Analogous to monetary debt, technical debt is not necessarily a bad thing, and technical debt is often required to move projects forward.
As a change is started on a codebase, there is often the need to make other coordinated changes at the same time in other parts of the codebase or documentation. The other required, but uncompleted changes, are considered debt that must be paid at some point in the future. Just like financial debt, these uncompleted changes incur interest on top of interest, making it more and more cumbersome to work on the software over time.
A good example is the recent upgrade Magento made to Magento 2.0. Eventually older versions of Magento 1.x, well even all version of Magento 1.x will be deprecated, leaving many Magento sites in large technical debt. Magento 2.0 is a major overhaul and there is no simple upgrade path, therefore all Magento 1.x sites will have to migrate to Magento 2.0 or move to a different eCommerce platform.
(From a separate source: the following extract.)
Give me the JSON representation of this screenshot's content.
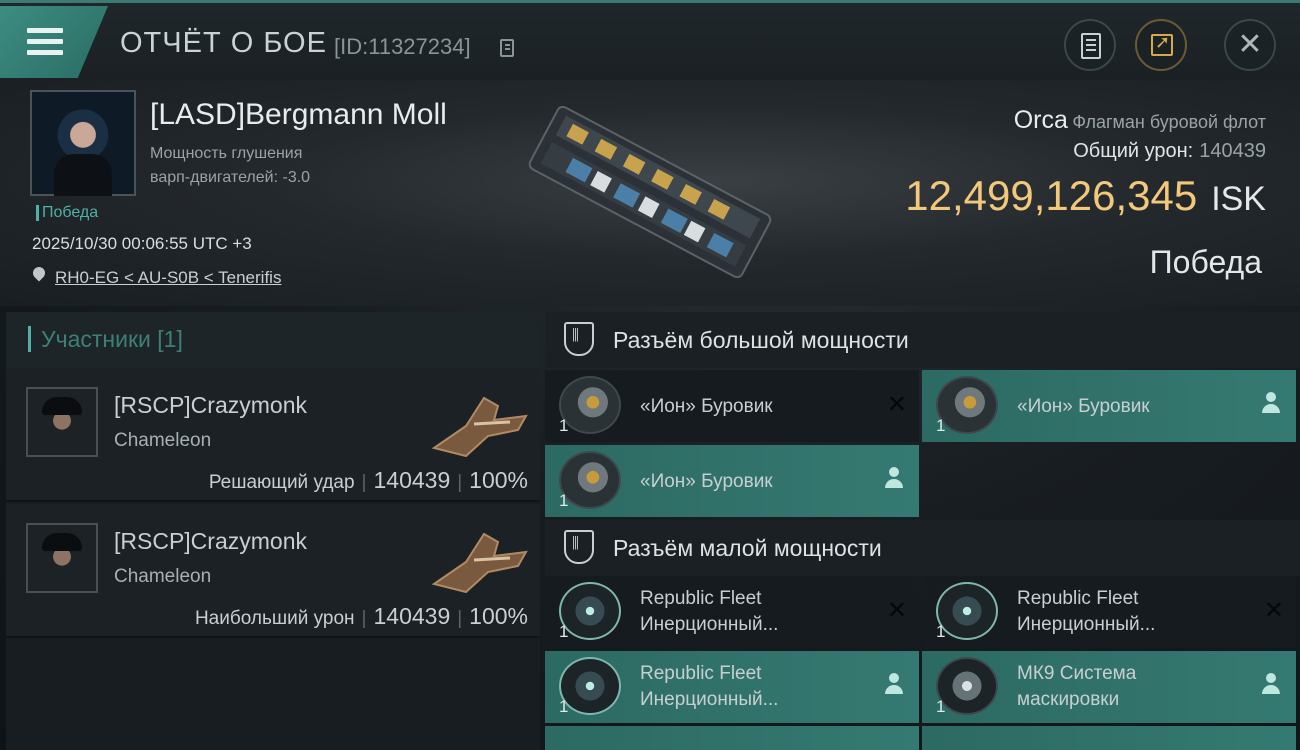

Another example are the responsive frameworks, Bootstrap and Foundation. Foundation recently came out with a new version and Bootstrap is scheduled to come out with a new version as well. The websites using the old versions will eventually be on an outdated responsive framework and should upgrade in the near future. The longer the companies wait to upgrade the more difficult to upgrade path will be in most cases so the smartest thing to do is get in front of the problem and make sure your platform is updated.
Most companies go through continuous cycles of technical debt that can lead them into big trouble. They can wind up with a software that is a major security risk, not upgradeable, or not have the funds to get out of the technical debt they have found themselves in.
Ways to Avoid Painful Technical Debt:
Software as Service
Software as a service is updated for you, because you are literally paying for the software as a service. If you use a software like Dropbox, Google Apps, or any other similar services it will automatically update at no cost to you. Therefore utilizing software as a service more frequently is a great way to avoid technical debt.
Planning ahead will allow you to anticipate for the costs and risks associated with accumulating technical debt. If you know it is likely there is a software update each year you have to upgrade, and that cost is approximately $10,000, make sure you are budgeting for that each year. That way there won’t be any surprises. Even if its not guaranteed that an update will come out each year, it is better to plan for it than to fall behind on software versions to the point where you cannot maintain the software.
Understand Your Budget and Costs
Many companies make the mistake of underestimating or not fully understanding the costs of maintaining their software. For instance, even a website, that may seem simple, may have a complex backend CMS platform like Magento or Drupal that may require hundreds of hours of development time to upgrade. If you know your maintenance costs you can budget for them properly.
Utilize Open Source Software
Open source software can often be a great way to reduce technical debt because they do not have licensing costs and instead of paying for licensing you can budget that money towards upgrading the software. Not all open source platforms are created equal though, and a platform like WordPress is far more easy to upgrade and maintain than say a Drupal or Magento.
Look at the Community Around the Software You Use
The community around the software you are using is very important to its success. A software with a strong community will most likely survive or have lots of developers who can help you upgrade and maintain the software, avoiding technical debt. The worst thing that can happen is becoming dependent on a software that no one supports, so you are forced to move to a completely new software, which can be very expensive.
For help eliminating technical debt, please contact myself or the team at Trellis!